High output, in this case, is a maximum of 600 mA at 6V. You can’t charge devices directly using the solar array, though. Instead, the solar array charges the power pack, which can then be used to fuel devices. This two-step process enables device charging after sundown. However, it also slows the process of transforming sunlight into usable energy for devices. Another limitation: the power pack can’t charge devices while simultaneously being replenished by the solar array. At least you can skip the solar business and charge the Mio’s battery directly from a PC’s USB port.

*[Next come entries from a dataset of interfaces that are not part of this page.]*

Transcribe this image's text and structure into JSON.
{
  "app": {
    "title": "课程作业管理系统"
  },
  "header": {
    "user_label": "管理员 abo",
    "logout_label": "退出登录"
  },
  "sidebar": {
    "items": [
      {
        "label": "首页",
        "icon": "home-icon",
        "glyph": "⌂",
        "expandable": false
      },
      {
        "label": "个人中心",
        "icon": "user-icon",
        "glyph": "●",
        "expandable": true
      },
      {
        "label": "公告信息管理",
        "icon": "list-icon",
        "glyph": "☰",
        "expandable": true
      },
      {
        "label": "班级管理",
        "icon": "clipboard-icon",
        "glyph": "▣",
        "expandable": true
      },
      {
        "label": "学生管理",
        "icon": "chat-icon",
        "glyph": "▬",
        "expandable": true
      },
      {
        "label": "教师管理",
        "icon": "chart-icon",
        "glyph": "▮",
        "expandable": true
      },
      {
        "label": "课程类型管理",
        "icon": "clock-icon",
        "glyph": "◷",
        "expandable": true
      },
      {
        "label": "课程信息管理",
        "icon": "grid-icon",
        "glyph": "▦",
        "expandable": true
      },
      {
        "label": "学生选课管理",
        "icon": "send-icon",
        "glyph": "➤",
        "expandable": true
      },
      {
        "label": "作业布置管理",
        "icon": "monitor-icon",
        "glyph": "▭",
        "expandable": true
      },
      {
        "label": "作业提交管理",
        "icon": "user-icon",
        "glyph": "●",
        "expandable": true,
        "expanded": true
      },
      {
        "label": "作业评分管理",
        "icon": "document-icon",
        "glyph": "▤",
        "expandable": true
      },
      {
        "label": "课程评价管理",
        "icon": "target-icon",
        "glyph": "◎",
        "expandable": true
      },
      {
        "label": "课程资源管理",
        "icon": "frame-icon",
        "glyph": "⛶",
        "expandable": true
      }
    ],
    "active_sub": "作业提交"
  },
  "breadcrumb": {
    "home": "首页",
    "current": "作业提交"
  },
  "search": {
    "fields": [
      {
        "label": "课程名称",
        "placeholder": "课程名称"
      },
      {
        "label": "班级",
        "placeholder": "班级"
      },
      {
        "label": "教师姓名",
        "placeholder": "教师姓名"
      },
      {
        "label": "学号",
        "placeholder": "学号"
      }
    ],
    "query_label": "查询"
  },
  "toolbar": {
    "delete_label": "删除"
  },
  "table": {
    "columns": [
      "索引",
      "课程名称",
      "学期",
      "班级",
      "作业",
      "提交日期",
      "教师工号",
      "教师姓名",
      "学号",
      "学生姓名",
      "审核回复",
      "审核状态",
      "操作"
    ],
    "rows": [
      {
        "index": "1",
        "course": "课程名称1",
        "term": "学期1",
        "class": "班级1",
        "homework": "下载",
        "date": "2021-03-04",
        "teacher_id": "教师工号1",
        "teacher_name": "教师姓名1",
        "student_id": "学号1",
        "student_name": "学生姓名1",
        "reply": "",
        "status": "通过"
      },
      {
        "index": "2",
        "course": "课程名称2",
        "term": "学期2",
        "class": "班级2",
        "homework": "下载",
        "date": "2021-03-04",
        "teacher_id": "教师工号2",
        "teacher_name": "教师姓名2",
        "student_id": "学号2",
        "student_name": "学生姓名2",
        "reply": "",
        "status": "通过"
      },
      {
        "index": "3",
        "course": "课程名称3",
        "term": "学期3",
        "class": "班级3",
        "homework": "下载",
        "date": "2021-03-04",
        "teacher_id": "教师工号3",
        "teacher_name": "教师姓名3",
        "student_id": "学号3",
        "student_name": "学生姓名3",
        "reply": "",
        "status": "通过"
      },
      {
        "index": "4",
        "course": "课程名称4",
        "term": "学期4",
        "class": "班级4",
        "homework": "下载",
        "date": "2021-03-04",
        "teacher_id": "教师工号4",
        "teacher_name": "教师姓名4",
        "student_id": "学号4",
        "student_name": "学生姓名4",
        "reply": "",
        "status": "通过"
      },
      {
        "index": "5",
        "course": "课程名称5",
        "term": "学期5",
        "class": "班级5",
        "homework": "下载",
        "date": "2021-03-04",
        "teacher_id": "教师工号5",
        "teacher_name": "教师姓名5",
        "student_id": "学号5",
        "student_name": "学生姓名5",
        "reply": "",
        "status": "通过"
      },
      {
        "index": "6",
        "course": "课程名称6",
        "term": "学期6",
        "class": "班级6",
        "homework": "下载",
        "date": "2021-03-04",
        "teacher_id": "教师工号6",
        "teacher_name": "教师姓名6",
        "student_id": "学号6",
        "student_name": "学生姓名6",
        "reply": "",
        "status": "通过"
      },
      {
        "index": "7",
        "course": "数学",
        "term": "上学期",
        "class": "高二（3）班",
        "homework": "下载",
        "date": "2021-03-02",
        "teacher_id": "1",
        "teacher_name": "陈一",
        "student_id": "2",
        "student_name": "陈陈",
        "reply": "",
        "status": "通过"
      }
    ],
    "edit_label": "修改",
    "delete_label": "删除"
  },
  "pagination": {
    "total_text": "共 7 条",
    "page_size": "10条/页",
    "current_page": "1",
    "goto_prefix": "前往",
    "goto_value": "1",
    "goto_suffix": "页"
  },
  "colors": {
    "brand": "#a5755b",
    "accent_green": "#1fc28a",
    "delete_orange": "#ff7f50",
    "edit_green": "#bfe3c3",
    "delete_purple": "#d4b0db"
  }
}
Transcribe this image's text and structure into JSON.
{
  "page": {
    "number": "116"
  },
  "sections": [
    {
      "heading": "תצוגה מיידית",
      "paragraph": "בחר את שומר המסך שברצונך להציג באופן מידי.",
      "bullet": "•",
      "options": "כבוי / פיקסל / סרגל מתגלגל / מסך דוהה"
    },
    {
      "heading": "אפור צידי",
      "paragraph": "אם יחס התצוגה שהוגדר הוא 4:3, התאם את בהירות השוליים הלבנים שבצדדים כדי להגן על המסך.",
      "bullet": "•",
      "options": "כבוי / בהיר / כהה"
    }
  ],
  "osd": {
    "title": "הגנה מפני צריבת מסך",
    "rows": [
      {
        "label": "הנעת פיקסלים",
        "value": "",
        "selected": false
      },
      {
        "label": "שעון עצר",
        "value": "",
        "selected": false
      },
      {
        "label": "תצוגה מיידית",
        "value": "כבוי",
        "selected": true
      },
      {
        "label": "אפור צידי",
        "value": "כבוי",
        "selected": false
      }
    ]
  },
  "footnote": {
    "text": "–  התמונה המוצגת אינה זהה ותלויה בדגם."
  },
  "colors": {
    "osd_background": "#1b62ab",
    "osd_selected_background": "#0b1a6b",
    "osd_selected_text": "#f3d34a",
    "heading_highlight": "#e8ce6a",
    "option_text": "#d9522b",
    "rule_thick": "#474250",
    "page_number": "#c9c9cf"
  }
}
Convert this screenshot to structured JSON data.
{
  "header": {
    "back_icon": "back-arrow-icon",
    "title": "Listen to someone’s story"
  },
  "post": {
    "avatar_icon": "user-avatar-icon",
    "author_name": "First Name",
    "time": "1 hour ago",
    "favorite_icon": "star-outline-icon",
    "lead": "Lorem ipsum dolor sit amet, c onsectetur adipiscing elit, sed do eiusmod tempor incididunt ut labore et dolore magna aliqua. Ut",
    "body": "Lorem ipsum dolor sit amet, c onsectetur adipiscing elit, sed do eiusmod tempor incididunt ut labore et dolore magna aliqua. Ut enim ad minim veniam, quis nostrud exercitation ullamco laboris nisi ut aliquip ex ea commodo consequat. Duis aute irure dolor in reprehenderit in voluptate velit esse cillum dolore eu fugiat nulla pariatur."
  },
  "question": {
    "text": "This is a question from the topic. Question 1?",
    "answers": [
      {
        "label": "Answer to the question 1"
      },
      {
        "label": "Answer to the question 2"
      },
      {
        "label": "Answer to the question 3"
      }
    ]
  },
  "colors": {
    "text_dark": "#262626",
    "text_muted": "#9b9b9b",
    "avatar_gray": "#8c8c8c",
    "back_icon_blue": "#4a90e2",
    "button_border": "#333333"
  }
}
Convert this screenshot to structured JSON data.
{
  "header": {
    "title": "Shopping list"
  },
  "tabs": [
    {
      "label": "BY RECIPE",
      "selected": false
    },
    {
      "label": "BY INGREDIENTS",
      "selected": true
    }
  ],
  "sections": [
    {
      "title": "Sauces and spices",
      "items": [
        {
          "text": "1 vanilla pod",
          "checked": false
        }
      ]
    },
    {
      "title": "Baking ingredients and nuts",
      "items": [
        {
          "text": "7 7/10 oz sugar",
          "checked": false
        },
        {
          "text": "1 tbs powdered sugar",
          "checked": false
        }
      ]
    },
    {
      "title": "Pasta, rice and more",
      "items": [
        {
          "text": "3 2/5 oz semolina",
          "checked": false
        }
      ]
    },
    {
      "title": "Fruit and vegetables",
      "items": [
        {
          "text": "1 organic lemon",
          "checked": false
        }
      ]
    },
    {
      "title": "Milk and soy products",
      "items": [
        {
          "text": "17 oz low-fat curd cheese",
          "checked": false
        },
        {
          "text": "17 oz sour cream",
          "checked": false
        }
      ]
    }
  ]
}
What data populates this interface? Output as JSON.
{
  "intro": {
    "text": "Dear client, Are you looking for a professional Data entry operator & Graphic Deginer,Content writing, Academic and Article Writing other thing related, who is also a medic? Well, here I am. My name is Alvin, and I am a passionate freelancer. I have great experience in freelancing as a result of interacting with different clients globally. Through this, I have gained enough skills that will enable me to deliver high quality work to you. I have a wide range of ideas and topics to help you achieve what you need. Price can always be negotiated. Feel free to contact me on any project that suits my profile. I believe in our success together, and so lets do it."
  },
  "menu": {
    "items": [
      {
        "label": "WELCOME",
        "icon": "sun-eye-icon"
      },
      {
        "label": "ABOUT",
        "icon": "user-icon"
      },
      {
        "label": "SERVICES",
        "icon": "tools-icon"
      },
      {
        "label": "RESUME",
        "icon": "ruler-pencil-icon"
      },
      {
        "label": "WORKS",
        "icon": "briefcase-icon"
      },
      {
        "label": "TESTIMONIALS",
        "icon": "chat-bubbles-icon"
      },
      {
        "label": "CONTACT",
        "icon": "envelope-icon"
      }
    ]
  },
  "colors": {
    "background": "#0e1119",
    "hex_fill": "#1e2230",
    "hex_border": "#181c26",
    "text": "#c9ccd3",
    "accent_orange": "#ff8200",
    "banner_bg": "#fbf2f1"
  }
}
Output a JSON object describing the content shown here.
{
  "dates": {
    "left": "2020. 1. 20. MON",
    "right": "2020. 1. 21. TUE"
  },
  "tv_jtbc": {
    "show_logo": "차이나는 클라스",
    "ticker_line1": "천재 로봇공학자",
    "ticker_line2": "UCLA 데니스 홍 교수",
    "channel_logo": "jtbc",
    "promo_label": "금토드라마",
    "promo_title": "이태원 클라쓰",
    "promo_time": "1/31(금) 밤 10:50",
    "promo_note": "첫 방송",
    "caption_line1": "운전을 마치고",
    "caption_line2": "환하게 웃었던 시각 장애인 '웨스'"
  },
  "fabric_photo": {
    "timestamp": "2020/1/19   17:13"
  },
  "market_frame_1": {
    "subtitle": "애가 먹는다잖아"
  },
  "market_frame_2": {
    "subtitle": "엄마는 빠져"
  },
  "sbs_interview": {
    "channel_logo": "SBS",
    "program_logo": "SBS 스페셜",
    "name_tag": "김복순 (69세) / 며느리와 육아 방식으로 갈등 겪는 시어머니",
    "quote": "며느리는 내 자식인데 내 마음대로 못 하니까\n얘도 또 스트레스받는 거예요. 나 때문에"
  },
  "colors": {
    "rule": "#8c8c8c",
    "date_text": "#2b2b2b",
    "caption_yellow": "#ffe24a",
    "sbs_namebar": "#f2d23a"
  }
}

Inside the power pack’s plastic body sits a 3.7V lithium-polymer battery rated for 2650 mAh. 5V output is available at up to 1A, which is enough current to charge most smartphones and some tablets. The Nexus 7 and iPad 3 worked without issue. However, I couldn’t get any of Asus’ Transformer convertibles to charge from the power pack.
The Solar Mio Pro’s output flows from a standard USB connector that can be combined with your own cabling or one of nearly a dozen included smartphone adapters. A standard Micro USB jack is among them, of course. There’s also a clip-on charger that connects directly to 3.6-3.7V batteries. The charger has adjustable clips to accommodate +/- terminals up to 22 mm apart, and I had no problem attaching it to the battery from my waterproof camera. Too bad my DSLR’s battery is incompatible.
With a relatively modest 10 Wh payload, the Solar Mio Pro won’t fill a tablet. Our Nexus 7 went from completely dead to only 38% battery life after fully draining the Mio’s power pack. For me, the limited capacity isn’t a big hindrance. Smartphones and tablets are nice to have in the wild, but there’s no reason to spend a lot of time using them. 38% on the Nexus 7 is good for a few hours of usage, at least.
For those who require moar power, SolarFocus makes beefier SolarSupra models with additional panels, bigger batteries, and an AC output options. They don’t seem to be for sale online, though. Right now, you can grab the Solar Mio Pro for $125 on Amazon. That seems reasonable given the charger’s capabilities and the generous collection of included adapters. PowerFilm’s $75 USB+AA Solar Charger looks like an intriguing alternative, but its solar component is weaker, and its USB output current appears to be half that of the Mio. PowerFilm’s cheapest solar product to officially support tablets is the $190 F15-600, which lacks a separate battery pack and provides direct 12V power.
Overall, the Solar Mio Pro’s week on the rugged edge of the Pacific was a success. This solar charger has earned its spot next to the Leatherman, the duct tape, and all the other items I wouldn’t escape into the wilderness—or from the zombie horde—without.